Problem to work on ▸ Where does the string "Alberto" occur in the records? Copy each line that holds it.

Supplied records ▸
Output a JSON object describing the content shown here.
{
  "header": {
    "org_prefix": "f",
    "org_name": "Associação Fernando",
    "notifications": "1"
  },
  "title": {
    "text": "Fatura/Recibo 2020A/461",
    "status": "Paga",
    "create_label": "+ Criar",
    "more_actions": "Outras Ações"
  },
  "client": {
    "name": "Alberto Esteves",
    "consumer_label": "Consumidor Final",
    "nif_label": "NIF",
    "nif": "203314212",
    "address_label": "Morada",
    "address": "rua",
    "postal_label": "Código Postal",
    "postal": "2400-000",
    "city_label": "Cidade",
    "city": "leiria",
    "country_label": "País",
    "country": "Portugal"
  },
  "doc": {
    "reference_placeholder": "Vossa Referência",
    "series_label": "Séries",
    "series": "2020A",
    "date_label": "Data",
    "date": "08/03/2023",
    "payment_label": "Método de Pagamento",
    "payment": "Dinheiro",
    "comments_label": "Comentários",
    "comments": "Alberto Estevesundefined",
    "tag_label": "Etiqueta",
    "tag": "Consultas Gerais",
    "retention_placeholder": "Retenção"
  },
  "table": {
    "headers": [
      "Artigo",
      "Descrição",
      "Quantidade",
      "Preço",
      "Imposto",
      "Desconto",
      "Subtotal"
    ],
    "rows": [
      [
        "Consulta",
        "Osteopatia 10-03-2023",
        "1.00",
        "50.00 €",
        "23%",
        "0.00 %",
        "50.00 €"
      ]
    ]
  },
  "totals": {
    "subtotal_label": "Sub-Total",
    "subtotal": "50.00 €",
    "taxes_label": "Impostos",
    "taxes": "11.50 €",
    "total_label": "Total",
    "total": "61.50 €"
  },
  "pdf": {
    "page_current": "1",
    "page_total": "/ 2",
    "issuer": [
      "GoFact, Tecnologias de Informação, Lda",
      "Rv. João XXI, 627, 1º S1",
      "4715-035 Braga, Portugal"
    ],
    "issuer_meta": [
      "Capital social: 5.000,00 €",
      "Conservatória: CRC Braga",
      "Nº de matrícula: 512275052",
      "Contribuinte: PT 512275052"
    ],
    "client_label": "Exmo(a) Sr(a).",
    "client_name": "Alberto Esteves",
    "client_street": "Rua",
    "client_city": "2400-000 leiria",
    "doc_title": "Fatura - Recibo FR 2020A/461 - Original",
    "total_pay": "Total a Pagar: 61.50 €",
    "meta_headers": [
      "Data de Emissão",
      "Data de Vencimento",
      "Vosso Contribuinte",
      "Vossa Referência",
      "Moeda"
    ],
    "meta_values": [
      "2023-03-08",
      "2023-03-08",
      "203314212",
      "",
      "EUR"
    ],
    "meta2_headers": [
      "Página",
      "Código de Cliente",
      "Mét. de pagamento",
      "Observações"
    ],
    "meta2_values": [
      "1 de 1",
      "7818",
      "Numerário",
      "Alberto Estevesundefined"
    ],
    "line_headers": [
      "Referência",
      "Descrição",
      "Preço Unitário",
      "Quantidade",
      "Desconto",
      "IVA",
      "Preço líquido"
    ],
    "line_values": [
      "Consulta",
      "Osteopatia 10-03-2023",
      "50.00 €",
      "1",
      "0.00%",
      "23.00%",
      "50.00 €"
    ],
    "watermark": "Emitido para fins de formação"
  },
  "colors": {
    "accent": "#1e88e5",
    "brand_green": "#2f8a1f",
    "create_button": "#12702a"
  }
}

Response to the exercise ▸
    "name": "Alberto Esteves",
    "comments": "Alberto Estevesundefined",
    "client_name": "Alberto Esteves",
      "Alberto Estevesundefined"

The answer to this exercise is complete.